Filter the data below, keeping only lines that contain "JSON".

RECORDED DATA
== Segment start ==
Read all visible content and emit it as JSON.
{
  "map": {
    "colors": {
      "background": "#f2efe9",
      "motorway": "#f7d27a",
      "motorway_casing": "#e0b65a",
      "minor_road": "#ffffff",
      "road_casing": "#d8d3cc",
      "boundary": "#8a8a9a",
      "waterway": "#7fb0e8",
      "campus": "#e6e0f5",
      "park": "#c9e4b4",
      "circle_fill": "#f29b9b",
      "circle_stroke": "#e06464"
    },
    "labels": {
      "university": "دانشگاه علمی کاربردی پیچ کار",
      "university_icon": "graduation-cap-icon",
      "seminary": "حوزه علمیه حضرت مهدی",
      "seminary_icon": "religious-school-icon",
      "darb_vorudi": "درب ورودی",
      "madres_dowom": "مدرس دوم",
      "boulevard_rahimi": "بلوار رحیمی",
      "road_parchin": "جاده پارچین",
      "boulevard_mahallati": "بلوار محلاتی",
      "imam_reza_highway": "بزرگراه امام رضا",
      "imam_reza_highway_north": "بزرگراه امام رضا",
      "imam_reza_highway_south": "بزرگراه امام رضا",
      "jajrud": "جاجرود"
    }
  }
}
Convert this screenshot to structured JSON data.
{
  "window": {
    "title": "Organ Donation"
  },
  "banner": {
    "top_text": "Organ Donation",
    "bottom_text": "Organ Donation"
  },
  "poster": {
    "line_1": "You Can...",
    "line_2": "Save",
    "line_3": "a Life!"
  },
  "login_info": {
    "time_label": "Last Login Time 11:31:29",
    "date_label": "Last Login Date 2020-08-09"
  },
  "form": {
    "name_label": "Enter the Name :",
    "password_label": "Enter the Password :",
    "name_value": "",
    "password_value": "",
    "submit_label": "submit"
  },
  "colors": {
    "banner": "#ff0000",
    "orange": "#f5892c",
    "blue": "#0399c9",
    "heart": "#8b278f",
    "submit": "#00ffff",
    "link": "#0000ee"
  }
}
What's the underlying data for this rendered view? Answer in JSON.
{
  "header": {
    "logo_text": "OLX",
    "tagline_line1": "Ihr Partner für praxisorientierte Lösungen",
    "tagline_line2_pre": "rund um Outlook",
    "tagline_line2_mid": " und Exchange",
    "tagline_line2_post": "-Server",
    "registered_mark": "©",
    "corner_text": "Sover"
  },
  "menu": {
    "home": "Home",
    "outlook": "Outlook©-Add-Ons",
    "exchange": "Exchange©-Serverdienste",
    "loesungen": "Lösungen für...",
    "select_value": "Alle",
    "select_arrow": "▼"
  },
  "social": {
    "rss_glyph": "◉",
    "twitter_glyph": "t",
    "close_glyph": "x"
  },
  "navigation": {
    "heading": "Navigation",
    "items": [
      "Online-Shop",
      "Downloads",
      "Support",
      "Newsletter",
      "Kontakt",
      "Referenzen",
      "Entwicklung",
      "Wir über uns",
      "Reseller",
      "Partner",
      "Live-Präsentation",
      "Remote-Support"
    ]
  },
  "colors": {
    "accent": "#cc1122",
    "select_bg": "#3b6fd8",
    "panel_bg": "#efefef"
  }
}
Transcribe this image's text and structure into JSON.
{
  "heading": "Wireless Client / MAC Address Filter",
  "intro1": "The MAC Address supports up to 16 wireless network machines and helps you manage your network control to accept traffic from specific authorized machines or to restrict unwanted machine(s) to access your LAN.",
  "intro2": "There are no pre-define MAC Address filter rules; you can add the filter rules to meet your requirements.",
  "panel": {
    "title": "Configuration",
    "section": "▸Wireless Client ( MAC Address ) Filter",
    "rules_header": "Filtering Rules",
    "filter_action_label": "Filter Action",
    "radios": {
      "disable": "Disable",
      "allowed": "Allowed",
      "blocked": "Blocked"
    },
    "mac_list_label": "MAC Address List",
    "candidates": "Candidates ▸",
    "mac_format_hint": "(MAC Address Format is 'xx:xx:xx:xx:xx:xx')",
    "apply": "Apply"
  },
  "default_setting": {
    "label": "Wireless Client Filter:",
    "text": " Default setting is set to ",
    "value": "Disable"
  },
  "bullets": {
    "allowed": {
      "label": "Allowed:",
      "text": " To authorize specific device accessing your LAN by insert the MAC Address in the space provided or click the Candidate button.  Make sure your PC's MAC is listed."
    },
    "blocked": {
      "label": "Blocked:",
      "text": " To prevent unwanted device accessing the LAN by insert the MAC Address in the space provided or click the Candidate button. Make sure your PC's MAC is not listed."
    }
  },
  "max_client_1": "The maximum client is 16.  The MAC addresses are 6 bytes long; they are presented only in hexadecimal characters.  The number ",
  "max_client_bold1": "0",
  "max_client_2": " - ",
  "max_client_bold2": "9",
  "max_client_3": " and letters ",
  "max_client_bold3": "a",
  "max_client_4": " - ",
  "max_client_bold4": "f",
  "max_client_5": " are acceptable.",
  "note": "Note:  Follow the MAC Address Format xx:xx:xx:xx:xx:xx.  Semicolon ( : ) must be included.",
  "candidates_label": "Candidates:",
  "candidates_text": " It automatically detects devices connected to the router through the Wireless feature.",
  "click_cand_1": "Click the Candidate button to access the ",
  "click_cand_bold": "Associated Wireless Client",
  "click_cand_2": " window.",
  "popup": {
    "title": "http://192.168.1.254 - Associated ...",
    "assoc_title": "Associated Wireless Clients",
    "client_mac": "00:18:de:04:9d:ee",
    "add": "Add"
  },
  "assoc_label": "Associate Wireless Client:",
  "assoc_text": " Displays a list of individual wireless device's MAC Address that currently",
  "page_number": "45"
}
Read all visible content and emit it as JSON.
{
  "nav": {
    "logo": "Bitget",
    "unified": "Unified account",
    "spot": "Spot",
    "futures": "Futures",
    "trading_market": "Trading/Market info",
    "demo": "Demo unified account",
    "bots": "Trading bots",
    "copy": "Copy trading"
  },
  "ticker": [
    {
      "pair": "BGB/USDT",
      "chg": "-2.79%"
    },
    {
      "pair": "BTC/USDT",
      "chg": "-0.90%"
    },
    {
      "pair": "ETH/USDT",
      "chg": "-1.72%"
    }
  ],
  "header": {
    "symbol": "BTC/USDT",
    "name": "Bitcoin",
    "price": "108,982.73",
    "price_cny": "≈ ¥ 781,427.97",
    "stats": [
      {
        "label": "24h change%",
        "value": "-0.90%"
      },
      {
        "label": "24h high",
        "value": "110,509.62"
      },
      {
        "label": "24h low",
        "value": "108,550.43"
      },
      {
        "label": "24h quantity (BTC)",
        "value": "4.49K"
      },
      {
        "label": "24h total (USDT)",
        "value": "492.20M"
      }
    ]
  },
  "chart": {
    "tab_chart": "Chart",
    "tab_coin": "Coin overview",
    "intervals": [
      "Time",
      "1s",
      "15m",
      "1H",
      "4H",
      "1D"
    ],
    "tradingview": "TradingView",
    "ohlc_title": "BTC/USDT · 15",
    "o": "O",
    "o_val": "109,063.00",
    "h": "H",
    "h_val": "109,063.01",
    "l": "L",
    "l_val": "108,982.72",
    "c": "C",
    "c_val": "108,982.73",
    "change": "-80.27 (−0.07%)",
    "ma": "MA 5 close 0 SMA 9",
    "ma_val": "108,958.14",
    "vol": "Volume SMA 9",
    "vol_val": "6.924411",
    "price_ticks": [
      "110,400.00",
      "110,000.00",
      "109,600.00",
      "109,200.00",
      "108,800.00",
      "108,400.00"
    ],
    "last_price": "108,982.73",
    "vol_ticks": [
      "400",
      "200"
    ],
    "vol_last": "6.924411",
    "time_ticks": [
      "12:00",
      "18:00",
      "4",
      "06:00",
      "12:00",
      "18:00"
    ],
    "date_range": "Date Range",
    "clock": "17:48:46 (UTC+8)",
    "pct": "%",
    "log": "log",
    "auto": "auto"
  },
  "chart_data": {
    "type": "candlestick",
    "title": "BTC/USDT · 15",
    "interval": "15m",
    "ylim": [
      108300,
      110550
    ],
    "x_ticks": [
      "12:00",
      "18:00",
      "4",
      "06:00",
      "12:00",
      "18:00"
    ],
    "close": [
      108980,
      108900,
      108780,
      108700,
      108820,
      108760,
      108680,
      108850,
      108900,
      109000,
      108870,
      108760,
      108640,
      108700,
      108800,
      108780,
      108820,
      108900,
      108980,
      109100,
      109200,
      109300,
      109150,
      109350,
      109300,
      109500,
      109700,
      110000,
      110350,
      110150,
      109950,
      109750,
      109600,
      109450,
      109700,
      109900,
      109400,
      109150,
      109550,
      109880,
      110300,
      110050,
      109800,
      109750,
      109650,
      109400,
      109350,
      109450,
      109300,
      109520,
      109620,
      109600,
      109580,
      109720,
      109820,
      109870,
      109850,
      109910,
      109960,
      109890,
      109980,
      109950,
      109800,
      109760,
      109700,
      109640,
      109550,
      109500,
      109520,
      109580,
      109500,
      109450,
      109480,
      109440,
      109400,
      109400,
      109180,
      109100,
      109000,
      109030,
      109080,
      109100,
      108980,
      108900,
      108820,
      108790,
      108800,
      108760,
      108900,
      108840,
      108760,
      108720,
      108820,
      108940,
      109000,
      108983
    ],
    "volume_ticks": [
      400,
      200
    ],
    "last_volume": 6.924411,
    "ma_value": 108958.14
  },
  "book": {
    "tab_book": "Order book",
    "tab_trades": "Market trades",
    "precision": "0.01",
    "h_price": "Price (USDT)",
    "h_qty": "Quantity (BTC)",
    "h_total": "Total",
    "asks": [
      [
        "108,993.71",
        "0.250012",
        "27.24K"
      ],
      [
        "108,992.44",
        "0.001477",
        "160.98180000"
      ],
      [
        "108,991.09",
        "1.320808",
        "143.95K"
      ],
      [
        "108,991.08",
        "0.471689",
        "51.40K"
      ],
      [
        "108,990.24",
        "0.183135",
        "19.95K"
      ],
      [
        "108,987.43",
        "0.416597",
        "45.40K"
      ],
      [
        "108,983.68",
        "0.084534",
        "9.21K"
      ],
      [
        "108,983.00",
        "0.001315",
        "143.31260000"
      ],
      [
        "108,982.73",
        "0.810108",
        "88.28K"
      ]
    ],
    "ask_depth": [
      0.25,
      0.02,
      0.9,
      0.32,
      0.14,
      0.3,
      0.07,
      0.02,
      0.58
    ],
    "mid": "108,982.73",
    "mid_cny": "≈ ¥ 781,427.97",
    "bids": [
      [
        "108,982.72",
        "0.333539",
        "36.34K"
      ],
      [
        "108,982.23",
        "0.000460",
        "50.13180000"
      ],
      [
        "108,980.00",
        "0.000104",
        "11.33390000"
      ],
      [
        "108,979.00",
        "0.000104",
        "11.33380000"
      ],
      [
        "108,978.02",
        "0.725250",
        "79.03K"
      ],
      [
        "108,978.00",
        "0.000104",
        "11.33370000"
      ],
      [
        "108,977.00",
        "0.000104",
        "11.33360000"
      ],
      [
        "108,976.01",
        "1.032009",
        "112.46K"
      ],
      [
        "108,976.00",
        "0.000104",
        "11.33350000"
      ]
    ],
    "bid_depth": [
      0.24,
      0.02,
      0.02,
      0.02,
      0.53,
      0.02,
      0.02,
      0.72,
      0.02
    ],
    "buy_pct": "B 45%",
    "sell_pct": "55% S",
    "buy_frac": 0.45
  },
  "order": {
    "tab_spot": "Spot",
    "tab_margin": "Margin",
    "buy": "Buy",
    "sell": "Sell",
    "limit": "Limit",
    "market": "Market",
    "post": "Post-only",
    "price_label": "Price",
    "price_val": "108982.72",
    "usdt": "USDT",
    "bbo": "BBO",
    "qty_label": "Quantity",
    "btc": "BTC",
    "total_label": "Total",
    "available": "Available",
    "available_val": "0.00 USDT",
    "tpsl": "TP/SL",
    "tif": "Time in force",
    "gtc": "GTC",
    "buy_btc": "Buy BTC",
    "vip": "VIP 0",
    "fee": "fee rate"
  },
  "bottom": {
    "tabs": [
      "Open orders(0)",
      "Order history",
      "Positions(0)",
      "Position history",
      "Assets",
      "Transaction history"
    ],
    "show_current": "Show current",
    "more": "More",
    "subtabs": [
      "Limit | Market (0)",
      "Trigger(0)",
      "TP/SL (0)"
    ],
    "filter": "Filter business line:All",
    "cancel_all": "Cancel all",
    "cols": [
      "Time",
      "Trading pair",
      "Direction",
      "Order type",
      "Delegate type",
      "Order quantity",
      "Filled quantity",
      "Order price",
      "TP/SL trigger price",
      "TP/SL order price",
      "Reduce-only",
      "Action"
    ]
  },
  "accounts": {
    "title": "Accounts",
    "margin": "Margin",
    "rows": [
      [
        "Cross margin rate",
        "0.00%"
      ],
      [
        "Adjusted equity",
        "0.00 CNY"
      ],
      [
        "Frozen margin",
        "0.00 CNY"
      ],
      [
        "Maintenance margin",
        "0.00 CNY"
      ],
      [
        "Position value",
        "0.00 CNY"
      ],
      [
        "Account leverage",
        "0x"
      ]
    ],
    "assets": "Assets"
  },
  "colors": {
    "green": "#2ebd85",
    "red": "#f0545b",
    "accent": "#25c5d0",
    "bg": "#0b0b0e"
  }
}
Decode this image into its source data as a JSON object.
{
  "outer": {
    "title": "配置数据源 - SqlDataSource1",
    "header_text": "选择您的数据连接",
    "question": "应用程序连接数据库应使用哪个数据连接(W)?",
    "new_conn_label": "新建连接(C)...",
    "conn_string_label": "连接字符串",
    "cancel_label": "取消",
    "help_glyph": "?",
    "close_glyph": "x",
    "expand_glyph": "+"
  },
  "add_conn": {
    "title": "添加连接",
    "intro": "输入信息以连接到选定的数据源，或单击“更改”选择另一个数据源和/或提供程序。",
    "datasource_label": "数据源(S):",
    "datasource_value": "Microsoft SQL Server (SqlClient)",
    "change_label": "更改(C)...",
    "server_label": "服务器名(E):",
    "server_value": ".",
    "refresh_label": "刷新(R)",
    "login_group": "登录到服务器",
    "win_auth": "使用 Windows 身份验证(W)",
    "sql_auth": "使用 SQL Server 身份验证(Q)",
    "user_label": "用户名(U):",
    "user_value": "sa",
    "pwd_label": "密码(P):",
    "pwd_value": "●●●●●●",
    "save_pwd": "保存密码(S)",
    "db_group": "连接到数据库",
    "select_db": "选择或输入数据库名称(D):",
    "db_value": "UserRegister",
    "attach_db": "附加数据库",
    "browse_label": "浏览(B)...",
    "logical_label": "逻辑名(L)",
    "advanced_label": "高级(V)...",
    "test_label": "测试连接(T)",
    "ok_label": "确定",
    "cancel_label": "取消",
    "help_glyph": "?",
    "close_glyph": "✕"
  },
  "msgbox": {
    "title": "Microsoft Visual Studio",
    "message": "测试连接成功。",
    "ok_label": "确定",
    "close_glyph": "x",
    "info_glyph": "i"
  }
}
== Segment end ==
TASK SOLUTION
Read all visible content and emit it as JSON.
Convert this screenshot to structured JSON data.
What's the underlying data for this rendered view? Answer in JSON.
Transcribe this image's text and structure into JSON.
Read all visible content and emit it as JSON.
Decode this image into its source data as a JSON object.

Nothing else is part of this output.